“It was a long year,” Curry told reporters at a recent practice. “It was the first time in my life where I was in pain so much, I didn’t really want to go into the gym and work on my game. It was tough. Usually, when I wasn’t doing anything, I would go to the gym and shoot. I couldn’t do that at all.”
Curry’s injury forces him to, once again, go through the struggle of trying to establish him in the league. This was something Curry went through early on in his career when he flirted with the NBA while honing his game in the then-D-League. Curry got his break after an excellent Las Vegas Summer League campaign in 2015 and ended up on the Sacramento Kings for the subsequent season.
With the Kings, Curry averaged just 15.7 minutes a night in 44 games, but he shot a stellar 45.5 percent from the field and 45 percent from three. Curry parlayed his strong play in Sacramento to a deal with Dallas, where he averaged 12.8 points per game while shooting 48.1 percent from the floor and 42.5 percent from distance in his first season.

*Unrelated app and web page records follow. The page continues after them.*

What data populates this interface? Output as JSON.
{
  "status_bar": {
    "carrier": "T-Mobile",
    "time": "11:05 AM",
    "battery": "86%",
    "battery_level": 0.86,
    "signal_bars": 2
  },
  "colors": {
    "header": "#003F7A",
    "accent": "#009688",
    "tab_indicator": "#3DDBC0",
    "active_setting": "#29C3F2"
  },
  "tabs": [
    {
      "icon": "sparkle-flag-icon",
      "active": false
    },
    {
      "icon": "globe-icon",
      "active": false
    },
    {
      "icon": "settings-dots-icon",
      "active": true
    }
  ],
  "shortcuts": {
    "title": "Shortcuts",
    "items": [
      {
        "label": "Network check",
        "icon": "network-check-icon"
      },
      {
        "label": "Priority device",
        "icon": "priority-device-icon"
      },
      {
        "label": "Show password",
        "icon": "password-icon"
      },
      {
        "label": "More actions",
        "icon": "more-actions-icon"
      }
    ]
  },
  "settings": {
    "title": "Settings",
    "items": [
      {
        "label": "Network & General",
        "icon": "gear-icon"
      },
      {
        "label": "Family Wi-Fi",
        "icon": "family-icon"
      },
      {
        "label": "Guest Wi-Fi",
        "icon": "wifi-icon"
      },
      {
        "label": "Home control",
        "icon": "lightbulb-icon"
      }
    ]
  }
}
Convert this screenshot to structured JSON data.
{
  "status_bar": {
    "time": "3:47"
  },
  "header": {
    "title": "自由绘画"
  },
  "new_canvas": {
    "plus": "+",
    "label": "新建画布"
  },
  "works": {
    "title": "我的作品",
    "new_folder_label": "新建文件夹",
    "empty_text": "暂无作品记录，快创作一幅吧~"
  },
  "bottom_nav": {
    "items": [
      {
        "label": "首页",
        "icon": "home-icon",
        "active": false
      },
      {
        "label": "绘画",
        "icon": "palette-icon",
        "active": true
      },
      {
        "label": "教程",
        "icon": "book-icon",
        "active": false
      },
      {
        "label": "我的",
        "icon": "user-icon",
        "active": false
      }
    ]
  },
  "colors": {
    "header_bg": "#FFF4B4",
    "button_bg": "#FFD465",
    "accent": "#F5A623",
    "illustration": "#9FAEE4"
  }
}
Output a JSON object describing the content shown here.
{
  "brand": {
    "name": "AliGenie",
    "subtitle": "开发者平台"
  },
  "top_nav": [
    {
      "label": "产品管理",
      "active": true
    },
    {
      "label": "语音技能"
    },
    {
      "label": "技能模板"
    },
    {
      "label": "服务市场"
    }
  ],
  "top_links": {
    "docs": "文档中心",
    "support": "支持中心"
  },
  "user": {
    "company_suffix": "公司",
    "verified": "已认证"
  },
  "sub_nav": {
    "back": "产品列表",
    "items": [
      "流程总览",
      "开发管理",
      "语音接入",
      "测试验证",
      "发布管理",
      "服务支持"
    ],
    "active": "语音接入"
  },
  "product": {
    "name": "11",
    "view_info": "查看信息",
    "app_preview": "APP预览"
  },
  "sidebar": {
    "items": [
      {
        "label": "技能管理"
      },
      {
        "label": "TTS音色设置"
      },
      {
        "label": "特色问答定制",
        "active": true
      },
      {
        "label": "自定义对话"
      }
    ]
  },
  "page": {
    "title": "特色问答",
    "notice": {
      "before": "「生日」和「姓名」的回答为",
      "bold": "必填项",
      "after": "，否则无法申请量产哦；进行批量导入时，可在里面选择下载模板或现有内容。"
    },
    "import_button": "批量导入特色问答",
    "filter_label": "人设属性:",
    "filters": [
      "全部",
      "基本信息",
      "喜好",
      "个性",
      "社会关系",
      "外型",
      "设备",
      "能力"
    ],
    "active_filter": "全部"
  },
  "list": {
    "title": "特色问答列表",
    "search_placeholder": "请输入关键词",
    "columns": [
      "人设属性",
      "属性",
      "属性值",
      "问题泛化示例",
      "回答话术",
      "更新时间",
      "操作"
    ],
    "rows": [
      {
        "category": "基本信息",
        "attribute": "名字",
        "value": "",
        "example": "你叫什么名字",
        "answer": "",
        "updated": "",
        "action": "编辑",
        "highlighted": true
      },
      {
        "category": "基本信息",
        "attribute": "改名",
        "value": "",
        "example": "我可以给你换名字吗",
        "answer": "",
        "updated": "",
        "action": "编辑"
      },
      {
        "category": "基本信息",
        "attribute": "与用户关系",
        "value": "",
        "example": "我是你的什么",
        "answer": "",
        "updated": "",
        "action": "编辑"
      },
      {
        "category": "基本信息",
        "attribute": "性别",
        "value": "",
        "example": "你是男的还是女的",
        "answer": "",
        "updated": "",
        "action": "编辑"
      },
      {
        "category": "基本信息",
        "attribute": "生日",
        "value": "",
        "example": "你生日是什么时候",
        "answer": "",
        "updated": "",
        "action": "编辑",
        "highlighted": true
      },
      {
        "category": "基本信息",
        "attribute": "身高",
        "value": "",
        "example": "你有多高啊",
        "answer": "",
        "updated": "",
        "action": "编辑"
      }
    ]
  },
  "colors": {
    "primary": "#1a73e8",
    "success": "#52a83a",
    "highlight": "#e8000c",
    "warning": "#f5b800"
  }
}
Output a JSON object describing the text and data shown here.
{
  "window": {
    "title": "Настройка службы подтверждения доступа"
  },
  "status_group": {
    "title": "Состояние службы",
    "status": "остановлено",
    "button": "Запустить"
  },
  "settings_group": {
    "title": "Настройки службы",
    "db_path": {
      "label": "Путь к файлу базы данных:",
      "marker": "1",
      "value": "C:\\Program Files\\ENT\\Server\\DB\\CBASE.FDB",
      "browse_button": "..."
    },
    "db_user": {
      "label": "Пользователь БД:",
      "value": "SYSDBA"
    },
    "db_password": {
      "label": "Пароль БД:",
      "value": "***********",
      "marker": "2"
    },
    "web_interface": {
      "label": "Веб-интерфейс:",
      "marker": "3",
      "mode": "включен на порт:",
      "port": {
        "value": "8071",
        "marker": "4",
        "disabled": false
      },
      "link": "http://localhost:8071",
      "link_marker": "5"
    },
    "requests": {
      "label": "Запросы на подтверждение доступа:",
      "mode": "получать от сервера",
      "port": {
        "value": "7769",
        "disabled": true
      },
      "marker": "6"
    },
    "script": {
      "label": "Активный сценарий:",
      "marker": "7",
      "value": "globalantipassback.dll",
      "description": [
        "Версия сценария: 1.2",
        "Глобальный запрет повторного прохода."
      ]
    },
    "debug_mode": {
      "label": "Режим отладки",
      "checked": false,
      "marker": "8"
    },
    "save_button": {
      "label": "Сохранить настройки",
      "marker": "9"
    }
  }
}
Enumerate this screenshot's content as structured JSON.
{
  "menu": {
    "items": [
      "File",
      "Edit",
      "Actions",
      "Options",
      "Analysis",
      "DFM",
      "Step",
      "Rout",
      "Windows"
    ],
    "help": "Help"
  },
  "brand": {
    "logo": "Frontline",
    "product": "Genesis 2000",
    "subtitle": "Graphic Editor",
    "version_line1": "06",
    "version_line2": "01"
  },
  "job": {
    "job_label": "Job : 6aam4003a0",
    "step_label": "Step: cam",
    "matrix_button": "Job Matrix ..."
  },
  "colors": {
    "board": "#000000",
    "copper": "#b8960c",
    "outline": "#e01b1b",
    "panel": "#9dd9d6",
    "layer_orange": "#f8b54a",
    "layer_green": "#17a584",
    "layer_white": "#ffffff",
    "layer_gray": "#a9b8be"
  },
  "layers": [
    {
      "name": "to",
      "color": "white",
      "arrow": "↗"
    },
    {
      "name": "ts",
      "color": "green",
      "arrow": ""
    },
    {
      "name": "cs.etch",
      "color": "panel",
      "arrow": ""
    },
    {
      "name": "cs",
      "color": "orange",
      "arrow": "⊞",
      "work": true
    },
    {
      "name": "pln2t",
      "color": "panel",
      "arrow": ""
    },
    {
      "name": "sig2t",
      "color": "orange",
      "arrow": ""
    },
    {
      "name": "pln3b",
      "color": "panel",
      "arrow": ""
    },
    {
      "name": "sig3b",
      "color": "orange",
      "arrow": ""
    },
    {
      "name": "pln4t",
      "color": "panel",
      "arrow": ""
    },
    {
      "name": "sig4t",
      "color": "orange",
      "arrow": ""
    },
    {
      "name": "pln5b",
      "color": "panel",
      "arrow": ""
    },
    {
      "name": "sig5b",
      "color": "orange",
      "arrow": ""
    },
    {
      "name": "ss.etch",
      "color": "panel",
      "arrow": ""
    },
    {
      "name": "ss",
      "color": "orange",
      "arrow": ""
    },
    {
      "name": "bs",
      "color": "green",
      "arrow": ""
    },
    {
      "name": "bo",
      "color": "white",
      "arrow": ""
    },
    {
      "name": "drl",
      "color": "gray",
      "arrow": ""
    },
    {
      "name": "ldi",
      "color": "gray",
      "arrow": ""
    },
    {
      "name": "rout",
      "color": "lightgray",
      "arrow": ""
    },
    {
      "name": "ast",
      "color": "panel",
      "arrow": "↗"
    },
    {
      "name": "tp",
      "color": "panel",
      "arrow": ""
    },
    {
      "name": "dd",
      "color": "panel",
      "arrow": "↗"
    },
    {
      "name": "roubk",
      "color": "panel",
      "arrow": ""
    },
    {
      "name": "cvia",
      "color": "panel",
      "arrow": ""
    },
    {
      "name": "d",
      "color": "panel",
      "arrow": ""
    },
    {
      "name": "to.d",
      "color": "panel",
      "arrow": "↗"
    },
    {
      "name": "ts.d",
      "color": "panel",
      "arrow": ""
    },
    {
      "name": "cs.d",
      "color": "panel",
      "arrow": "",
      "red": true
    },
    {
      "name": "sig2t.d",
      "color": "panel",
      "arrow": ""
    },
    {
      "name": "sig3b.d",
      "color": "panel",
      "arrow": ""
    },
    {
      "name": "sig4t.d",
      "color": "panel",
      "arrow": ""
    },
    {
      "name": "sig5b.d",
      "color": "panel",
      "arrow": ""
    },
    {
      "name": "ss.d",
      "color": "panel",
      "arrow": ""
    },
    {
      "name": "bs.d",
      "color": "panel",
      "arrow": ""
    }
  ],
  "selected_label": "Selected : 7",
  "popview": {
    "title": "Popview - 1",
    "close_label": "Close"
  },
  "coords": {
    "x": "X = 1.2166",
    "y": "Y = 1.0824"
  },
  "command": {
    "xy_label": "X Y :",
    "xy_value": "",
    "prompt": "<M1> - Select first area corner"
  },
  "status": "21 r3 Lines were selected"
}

But just as Curry looked like he had carved out a role as a key part of the Mavs’ rotation, his injury derailed his tenure with the team, which moved on from him during his absence. Now, once more, Curry has to prove that he can actually be a key rotation player in the league, only this time, it’s following an injury that stripped him of his ability to play basketball for a year.
Fortunately for him, the Blazers give Curry the perfect opportunity to showcase his skill set, especially since they have a need for shooters outside of Damian Lillard and C.J. McCollum. Further helping Curry is the fact that he can play alongside either Lillard or McCollum due to his ability to play either guard spot, which is crucial in Portland’s system.
“That’s the beauty of my game,” Curry said. “I can play on and off the ball. I can spread the floor for those guys. You can’t really help off me, the way I shoot the ball. Hopefully I’m here to make it easier for those guys playing with one of them or both of them at the same time.
“The system fits me well,” Curry continued. “It’s great for guards with my skill set that can play on and off the ball and can shoot. It’s a good place for me come in and fit in and get to that next level scoring wise and offensive wise, try to be that offensive punch off the bench that they need.”
It’s not hard to agree with Curry’s assessment. Portland’s bench has lacked rotational shooters and a significant scoring option off the bench. While this may seem a bit far-fetched due to the rust that has likely accrued over the last year, Curry can conceivably be one of the leading scorers off of the bench for the Blazers.
Whether or not Curry is able to fill this role in Portland remains to be seen. However perhaps what’s more important for Curry is becoming part of the NBA’s conscience again instead of hanging out at the periphery. If he is able to do that, Curry will not only continue to forge a path that’s separate from his brother, but he’ll also live up to the Warriors star’s advice from his 2015 MVP speech.
“Just seeing you, how you’ve grown and following your career, it’s not easy having an older brother that’s playing in the NBA and, obviously, a dad that’s done it before both of us,” Steph told Seth. “And the way that you’re handling it is impressive. The sky’s the limit for you, keep doing what you’re doing and keep making the family proud.”